Cayman works closely with the United States to share information to prevent tax evasion, money laundering and terrorist financing, and she assured lawmakers in Washington DC that Cayman cooperates with the US Treasury and Internal Revenue Service so that those doing business in Cayman are compliant with American laws.
Rivers and her delegation met with Senator Tim Scott, Chairman of the Senate Banking Committee’s Financial Institutions Subcommittee, and member of the Senate Finance Committee to discuss Cayman’s adoption and enforcement of international standards for tax transparency and anti-money laundering.
They also met Representative Gregory Meeks, Chairman of the House Financial Services Subcommittee on Consumer Protection and Financial Institutions, who, alongside Scott, is responsible for laws regulating US banks, investment firms, and credit unions.

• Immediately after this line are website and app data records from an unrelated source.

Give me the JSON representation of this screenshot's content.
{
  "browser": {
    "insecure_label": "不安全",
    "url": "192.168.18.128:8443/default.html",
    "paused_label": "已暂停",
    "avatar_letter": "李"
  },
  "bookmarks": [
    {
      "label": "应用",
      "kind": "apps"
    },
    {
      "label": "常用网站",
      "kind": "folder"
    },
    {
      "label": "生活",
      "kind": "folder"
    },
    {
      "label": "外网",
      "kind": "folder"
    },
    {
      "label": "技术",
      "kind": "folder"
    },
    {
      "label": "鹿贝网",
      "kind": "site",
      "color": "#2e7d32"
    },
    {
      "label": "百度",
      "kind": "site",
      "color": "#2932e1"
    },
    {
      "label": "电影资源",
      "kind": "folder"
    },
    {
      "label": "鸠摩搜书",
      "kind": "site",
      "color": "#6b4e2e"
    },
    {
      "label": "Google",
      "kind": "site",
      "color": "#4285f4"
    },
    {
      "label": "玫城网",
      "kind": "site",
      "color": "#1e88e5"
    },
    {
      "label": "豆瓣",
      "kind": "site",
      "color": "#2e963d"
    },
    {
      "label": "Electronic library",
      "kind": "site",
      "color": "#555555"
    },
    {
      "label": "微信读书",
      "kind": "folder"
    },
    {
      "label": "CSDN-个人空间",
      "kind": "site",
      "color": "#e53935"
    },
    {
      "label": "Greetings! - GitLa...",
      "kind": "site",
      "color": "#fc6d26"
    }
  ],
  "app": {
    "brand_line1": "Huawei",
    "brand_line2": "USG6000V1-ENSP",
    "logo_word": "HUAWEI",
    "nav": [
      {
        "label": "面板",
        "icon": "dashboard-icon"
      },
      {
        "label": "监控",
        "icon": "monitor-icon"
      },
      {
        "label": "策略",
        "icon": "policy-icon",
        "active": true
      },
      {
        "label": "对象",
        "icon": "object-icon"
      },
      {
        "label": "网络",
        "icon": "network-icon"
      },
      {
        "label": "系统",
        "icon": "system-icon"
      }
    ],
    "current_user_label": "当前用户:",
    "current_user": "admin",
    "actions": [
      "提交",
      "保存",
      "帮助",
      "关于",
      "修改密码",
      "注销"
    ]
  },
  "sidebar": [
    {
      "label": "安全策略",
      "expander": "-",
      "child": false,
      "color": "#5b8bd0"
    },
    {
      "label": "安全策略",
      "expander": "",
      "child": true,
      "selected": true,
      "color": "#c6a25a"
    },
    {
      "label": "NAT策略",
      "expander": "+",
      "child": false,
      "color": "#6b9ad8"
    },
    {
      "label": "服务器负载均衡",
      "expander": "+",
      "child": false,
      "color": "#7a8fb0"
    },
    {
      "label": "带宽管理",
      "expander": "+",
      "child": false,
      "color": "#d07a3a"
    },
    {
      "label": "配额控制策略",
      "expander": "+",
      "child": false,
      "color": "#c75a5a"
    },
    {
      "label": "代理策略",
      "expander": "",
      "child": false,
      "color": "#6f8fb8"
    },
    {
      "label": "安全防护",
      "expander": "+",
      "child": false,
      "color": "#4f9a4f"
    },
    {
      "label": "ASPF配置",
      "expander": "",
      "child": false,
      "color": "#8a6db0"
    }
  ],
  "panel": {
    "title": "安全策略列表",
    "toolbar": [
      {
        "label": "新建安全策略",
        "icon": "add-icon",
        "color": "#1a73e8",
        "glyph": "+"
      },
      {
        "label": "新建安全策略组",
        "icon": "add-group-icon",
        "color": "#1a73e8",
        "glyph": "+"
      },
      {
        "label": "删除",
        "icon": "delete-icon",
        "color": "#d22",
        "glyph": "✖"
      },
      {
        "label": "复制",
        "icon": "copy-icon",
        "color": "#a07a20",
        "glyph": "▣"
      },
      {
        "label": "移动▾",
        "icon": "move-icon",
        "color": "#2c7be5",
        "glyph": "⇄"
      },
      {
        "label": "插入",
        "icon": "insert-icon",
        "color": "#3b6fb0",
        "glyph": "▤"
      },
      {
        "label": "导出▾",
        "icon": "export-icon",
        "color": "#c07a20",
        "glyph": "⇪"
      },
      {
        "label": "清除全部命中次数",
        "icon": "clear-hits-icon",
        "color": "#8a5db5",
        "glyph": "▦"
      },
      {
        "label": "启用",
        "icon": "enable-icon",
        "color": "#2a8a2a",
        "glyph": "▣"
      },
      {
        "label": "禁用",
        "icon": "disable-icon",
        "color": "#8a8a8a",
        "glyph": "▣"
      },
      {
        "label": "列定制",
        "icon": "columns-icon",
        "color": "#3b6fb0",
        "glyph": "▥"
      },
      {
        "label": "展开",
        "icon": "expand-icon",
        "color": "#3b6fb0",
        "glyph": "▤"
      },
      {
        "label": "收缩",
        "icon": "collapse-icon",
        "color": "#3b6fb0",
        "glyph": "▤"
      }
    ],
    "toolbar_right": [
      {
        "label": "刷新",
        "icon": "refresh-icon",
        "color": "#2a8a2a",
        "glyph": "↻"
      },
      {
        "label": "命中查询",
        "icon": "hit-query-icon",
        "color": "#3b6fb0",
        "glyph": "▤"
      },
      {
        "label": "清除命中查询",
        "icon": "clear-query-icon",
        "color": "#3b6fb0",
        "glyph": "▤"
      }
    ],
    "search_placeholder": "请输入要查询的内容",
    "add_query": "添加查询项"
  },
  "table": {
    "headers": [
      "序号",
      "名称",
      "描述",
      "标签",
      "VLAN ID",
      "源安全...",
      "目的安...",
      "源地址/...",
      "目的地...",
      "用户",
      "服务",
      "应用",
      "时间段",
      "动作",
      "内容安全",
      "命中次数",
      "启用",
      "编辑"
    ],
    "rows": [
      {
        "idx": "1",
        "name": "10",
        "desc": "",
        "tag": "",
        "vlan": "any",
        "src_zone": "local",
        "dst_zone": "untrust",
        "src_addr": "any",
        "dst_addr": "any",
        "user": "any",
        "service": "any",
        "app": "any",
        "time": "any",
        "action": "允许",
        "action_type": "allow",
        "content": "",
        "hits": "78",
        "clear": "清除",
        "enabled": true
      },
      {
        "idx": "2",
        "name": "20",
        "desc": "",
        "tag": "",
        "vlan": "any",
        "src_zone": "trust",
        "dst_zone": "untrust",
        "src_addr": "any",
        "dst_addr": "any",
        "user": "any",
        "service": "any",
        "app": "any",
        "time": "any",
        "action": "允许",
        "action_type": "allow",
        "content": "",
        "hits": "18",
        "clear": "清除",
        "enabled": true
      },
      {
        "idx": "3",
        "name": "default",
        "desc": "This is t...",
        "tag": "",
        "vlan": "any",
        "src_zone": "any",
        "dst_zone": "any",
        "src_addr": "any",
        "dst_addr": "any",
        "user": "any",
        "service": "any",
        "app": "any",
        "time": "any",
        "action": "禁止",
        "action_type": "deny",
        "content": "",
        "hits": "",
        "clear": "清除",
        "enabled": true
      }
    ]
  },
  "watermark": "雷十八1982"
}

Representative Yvette Clarke, Co-Chair of the Congressional Caucus on the Caribbean, and senior staff members of Representative. Maxine Waters, Chairwoman for the House Financial Services Committee, senior Democratic and Republican staff members of the House Ways and Means Committee, and the Senate Finance Committee also met the Cayman team.
Along with the congressional outreach, the delegation took part in meetings with high-ranking officials from the US Department of State and the Office of the Comptroller of the Currency, the primary regulator for the nationally chartered US bank.
“Through these meetings, we have taken significant steps to dispel harmful myths about the Cayman Islands,” said the minister. “Key legislators, congressional staff, and senior agency officials now have the information they need to combat persistent inaccurate stereotypes about our country. We plan on continuing to share this information as part of our ongoing education campaign to spread the word that Cayman is a leader in implementing global compliance standards; and thus, it is no coincidence that we are also a leader among international financial centres,” she added.
Accompanying Rivers on the trip were Department of Financial Services Policy and Legislation Director Michelle Bahadur, Department of Financial Services Policy and Legislation Senior Policy Analyst Rolna DaCosta, Cayman Islands Monetary Authority Managing Director Cindy Scotland and CIMA Senior Legal Counsel Angelina Partridge.